§ **To do**: Each entry should be duplicated exactly, with no line missing.

§ **Source material**:
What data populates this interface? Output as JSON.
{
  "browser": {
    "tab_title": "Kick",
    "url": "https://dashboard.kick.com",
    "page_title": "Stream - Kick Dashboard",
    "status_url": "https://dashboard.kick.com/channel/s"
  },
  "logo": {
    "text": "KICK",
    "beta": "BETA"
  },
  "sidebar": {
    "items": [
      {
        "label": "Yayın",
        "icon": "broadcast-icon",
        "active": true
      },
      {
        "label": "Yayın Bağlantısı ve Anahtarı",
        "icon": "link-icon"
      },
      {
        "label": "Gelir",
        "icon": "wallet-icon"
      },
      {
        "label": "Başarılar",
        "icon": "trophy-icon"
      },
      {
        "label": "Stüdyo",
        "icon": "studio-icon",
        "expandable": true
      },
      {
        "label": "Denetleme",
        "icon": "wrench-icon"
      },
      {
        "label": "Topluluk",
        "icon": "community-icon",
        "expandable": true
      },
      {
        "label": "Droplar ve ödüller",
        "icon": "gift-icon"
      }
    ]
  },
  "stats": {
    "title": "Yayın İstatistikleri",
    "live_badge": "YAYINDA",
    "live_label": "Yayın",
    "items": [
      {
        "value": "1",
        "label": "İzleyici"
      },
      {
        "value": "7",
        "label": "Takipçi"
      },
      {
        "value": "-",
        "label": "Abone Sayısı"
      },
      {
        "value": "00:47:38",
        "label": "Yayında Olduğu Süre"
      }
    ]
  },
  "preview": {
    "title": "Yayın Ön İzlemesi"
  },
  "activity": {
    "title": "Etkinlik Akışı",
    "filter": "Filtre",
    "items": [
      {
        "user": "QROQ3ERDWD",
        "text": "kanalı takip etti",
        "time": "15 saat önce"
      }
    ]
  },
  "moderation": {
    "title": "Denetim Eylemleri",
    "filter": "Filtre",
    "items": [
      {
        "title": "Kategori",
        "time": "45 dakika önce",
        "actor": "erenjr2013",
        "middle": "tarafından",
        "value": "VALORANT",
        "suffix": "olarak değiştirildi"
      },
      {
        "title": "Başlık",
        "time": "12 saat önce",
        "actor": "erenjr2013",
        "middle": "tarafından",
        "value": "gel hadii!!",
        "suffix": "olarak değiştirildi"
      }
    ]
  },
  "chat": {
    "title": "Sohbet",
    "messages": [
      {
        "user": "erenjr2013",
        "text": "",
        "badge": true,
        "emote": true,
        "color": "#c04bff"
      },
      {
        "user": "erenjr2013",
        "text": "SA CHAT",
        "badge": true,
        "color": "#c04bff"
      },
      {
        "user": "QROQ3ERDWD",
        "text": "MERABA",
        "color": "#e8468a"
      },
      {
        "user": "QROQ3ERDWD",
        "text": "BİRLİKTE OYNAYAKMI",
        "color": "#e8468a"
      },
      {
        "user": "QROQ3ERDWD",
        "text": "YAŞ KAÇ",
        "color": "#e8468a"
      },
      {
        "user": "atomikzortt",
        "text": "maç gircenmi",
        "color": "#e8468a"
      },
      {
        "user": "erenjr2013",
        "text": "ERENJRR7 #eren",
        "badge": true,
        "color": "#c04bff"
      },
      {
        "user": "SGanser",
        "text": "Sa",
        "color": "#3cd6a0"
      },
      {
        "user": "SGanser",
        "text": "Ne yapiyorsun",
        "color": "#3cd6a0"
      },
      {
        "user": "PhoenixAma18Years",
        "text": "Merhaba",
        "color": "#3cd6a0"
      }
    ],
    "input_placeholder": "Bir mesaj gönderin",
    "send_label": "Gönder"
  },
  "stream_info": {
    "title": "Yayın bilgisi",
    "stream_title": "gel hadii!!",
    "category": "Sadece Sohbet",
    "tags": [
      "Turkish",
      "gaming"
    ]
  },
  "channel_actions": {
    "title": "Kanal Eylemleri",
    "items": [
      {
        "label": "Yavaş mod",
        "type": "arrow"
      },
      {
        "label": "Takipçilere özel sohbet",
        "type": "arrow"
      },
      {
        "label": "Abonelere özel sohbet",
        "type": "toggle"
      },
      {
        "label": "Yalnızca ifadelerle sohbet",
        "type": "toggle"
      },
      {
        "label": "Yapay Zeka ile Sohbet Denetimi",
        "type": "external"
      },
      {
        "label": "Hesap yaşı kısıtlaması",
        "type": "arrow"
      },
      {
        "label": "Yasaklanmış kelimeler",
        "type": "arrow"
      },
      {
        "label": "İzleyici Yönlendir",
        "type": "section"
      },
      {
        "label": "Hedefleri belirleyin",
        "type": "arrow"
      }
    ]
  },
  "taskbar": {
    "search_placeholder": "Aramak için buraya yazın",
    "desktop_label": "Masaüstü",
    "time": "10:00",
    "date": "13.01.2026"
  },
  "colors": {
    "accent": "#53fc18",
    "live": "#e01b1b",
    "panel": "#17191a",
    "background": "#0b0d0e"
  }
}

§ **Solution to this problem**:
What data populates this interface? Output as JSON.
{
  "browser": {
    "tab_title": "Kick",
    "url": "https://dashboard.kick.com",
    "page_title": "Stream - Kick Dashboard",
    "status_url": "https://dashboard.kick.com/channel/s"
  },
  "logo": {
    "text": "KICK",
    "beta": "BETA"
  },
  "sidebar": {
    "items": [
      {
        "label": "Yayın",
        "icon": "broadcast-icon",
        "active": true
      },
      {
        "label": "Yayın Bağlantısı ve Anahtarı",
        "icon": "link-icon"
      },
      {
        "label": "Gelir",
        "icon": "wallet-icon"
      },
      {
        "label": "Başarılar",
        "icon": "trophy-icon"
      },
      {
        "label": "Stüdyo",
        "icon": "studio-icon",
        "expandable": true
      },
      {
        "label": "Denetleme",
        "icon": "wrench-icon"
      },
      {
        "label": "Topluluk",
        "icon": "community-icon",
        "expandable": true
      },
      {
        "label": "Droplar ve ödüller",
        "icon": "gift-icon"
      }
    ]
  },
  "stats": {
    "title": "Yayın İstatistikleri",
    "live_badge": "YAYINDA",
    "live_label": "Yayın",
    "items": [
      {
        "value": "1",
        "label": "İzleyici"
      },
      {
        "value": "7",
        "label": "Takipçi"
      },
      {
        "value": "-",
        "label": "Abone Sayısı"
      },
      {
        "value": "00:47:38",
        "label": "Yayında Olduğu Süre"
      }
    ]
  },
  "preview": {
    "title": "Yayın Ön İzlemesi"
  },
  "activity": {
    "title": "Etkinlik Akışı",
    "filter": "Filtre",
    "items": [
      {
        "user": "QROQ3ERDWD",
        "text": "kanalı takip etti",
        "time": "15 saat önce"
      }
    ]
  },
  "moderation": {
    "title": "Denetim Eylemleri",
    "filter": "Filtre",
    "items": [
      {
        "title": "Kategori",
        "time": "45 dakika önce",
        "actor": "erenjr2013",
        "middle": "tarafından",
        "value": "VALORANT",
        "suffix": "olarak değiştirildi"
      },
      {
        "title": "Başlık",
        "time": "12 saat önce",
        "actor": "erenjr2013",
        "middle": "tarafından",
        "value": "gel hadii!!",
        "suffix": "olarak değiştirildi"
      }
    ]
  },
  "chat": {
    "title": "Sohbet",
    "messages": [
      {
        "user": "erenjr2013",
        "text": "",
        "badge": true,
        "emote": true,
        "color": "#c04bff"
      },
      {
        "user": "erenjr2013",
        "text": "SA CHAT",
        "badge": true,
        "color": "#c04bff"
      },
      {
        "user": "QROQ3ERDWD",
        "text": "MERABA",
        "color": "#e8468a"
      },
      {
        "user": "QROQ3ERDWD",
        "text": "BİRLİKTE OYNAYAKMI",
        "color": "#e8468a"
      },
      {
        "user": "QROQ3ERDWD",
        "text": "YAŞ KAÇ",
        "color": "#e8468a"
      },
      {
        "user": "atomikzortt",
        "text": "maç gircenmi",
        "color": "#e8468a"
      },
      {
        "user": "erenjr2013",
        "text": "ERENJRR7 #eren",
        "badge": true,
        "color": "#c04bff"
      },
      {
        "user": "SGanser",
        "text": "Sa",
        "color": "#3cd6a0"
      },
      {
        "user": "SGanser",
        "text": "Ne yapiyorsun",
        "color": "#3cd6a0"
      },
      {
        "user": "PhoenixAma18Years",
        "text": "Merhaba",
        "color": "#3cd6a0"
      }
    ],
    "input_placeholder": "Bir mesaj gönderin",
    "send_label": "Gönder"
  },
  "stream_info": {
    "title": "Yayın bilgisi",
    "stream_title": "gel hadii!!",
    "category": "Sadece Sohbet",
    "tags": [
      "Turkish",
      "gaming"
    ]
  },
  "channel_actions": {
    "title": "Kanal Eylemleri",
    "items": [
      {
        "label": "Yavaş mod",
        "type": "arrow"
      },
      {
        "label": "Takipçilere özel sohbet",
        "type": "arrow"
      },
      {
        "label": "Abonelere özel sohbet",
        "type": "toggle"
      },
      {
        "label": "Yalnızca ifadelerle sohbet",
        "type": "toggle"
      },
      {
        "label": "Yapay Zeka ile Sohbet Denetimi",
        "type": "external"
      },
      {
        "label": "Hesap yaşı kısıtlaması",
        "type": "arrow"
      },
      {
        "label": "Yasaklanmış kelimeler",
        "type": "arrow"
      },
      {
        "label": "İzleyici Yönlendir",
        "type": "section"
      },
      {
        "label": "Hedefleri belirleyin",
        "type": "arrow"
      }
    ]
  },
  "taskbar": {
    "search_placeholder": "Aramak için buraya yazın",
    "desktop_label": "Masaüstü",
    "time": "10:00",
    "date": "13.01.2026"
  },
  "colors": {
    "accent": "#53fc18",
    "live": "#e01b1b",
    "panel": "#17191a",
    "background": "#0b0d0e"
  }
}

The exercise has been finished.